The Charity Commission published draft guidance in February 2013 which puts focus on the need for charities to take formal advice when considering their investment strategy.
Barnett Waddingham's experience of advising charities and not-for-profit organisation can therefore assist
trustees in meeting this need.
Our view is that a fund's investment strategy should be fundamentally related to its anticipated distributions, which will vary from organisation to organisation. This is unlike the 'stand-alone' approach of an investment manager whose advice will be centred around the performance and objectives of available investment vehicles. In our opinion, this is only part of the full picture.
"Our view is that a fund's investment strategy should be fundamentally related to its anticipated distributions, which will vary from organisation to organisation"
Our approach advocates that all three of the following areas are reviewed in setting a charity's investment strategy:

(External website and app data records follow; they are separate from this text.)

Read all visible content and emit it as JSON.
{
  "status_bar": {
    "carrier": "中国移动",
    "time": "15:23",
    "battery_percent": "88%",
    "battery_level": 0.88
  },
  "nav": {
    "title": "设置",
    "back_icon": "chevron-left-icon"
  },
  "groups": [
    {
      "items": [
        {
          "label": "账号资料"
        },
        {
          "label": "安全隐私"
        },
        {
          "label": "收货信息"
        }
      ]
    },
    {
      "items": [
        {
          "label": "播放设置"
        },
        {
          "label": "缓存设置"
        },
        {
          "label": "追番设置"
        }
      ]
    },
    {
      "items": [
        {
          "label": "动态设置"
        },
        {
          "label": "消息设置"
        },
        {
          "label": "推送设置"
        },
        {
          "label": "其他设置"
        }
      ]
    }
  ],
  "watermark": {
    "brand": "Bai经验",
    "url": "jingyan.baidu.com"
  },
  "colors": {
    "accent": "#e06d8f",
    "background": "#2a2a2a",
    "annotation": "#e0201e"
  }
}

- agreeing appropriate objectives and then setting an asset allocation to reflect this
- investment management styles and benchmarks
- finding managers who can implement a strategy which is appropriate to the trustees' risk criteria

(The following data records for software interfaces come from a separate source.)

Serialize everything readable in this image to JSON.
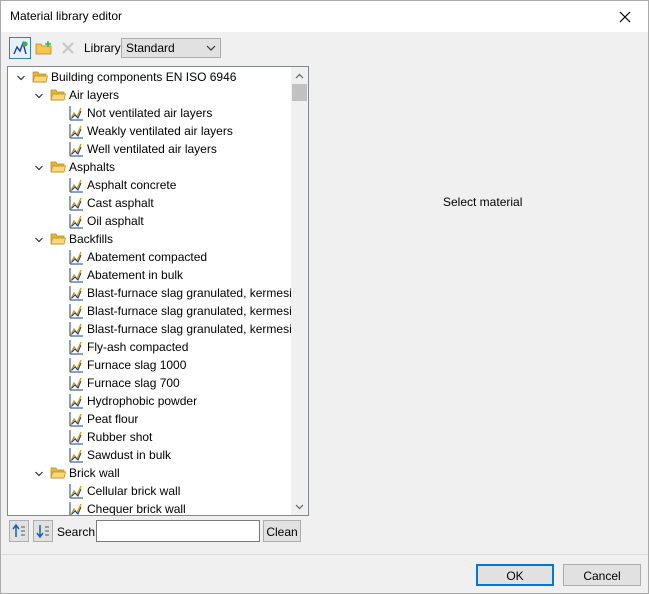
{
  "window": {
    "title": "Material library editor"
  },
  "toolbar": {
    "library_label": "Library:",
    "library_value": "Standard"
  },
  "tree": {
    "root": "Building components EN ISO 6946",
    "groups": [
      {
        "label": "Air layers",
        "items": [
          "Not ventilated air layers",
          "Weakly ventilated air layers",
          "Well ventilated air layers"
        ]
      },
      {
        "label": "Asphalts",
        "items": [
          "Asphalt concrete",
          "Cast asphalt",
          "Oil asphalt"
        ]
      },
      {
        "label": "Backfills",
        "items": [
          "Abatement compacted",
          "Abatement in bulk",
          "Blast-furnace slag granulated, kermesite ...",
          "Blast-furnace slag granulated, kermesite ...",
          "Blast-furnace slag granulated, kermesite ...",
          "Fly-ash compacted",
          "Furnace slag 1000",
          "Furnace slag 700",
          "Hydrophobic powder",
          "Peat flour",
          "Rubber shot",
          "Sawdust in bulk"
        ]
      },
      {
        "label": "Brick wall",
        "items": [
          "Cellular brick wall",
          "Chequer brick wall"
        ]
      }
    ]
  },
  "detail": {
    "placeholder": "Select material"
  },
  "search": {
    "label": "Search:",
    "value": "",
    "clean_label": "Clean"
  },
  "buttons": {
    "ok": "OK",
    "cancel": "Cancel"
  },
  "colors": {
    "accent": "#0078d7",
    "folder": "#f4c64f",
    "material_icon": "#1a3f8f"
  }
}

We can assist charities with these three stages, and although trustees often believe that manager appointments are key to investment success, in practice we find that the first two stages are far more important.
We tailor our services to each fund we advise which may include some or all of the following:

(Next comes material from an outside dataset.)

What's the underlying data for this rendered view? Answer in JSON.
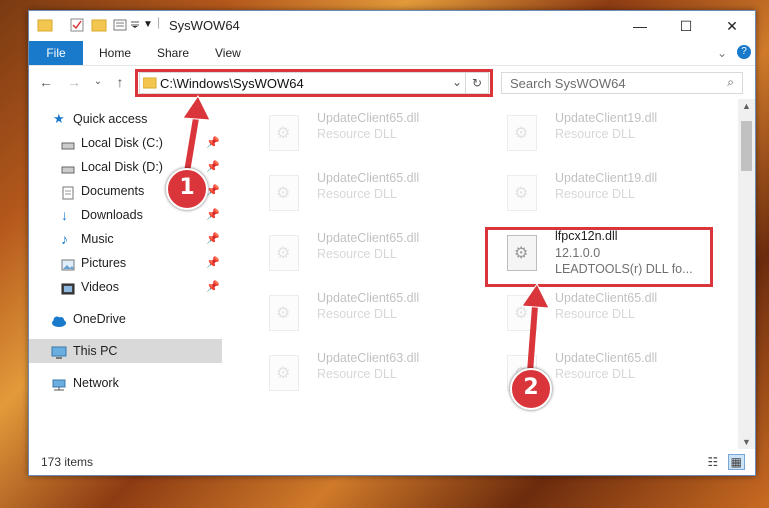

- agreeing investment objectives and understanding risk
- advice on governance issues (e.g. ethical policy, voting rights and so on)
- preparation of a statement of investment objectives
- consideration of alternative asset classes
- setting benchmarks for investment performance measurement
- fee negotiation with investment managers (whether existing or new)
- implementation of investment strategy changes
- ongoing performance measurement and analysis of investment manager reports
- attending trustee meetings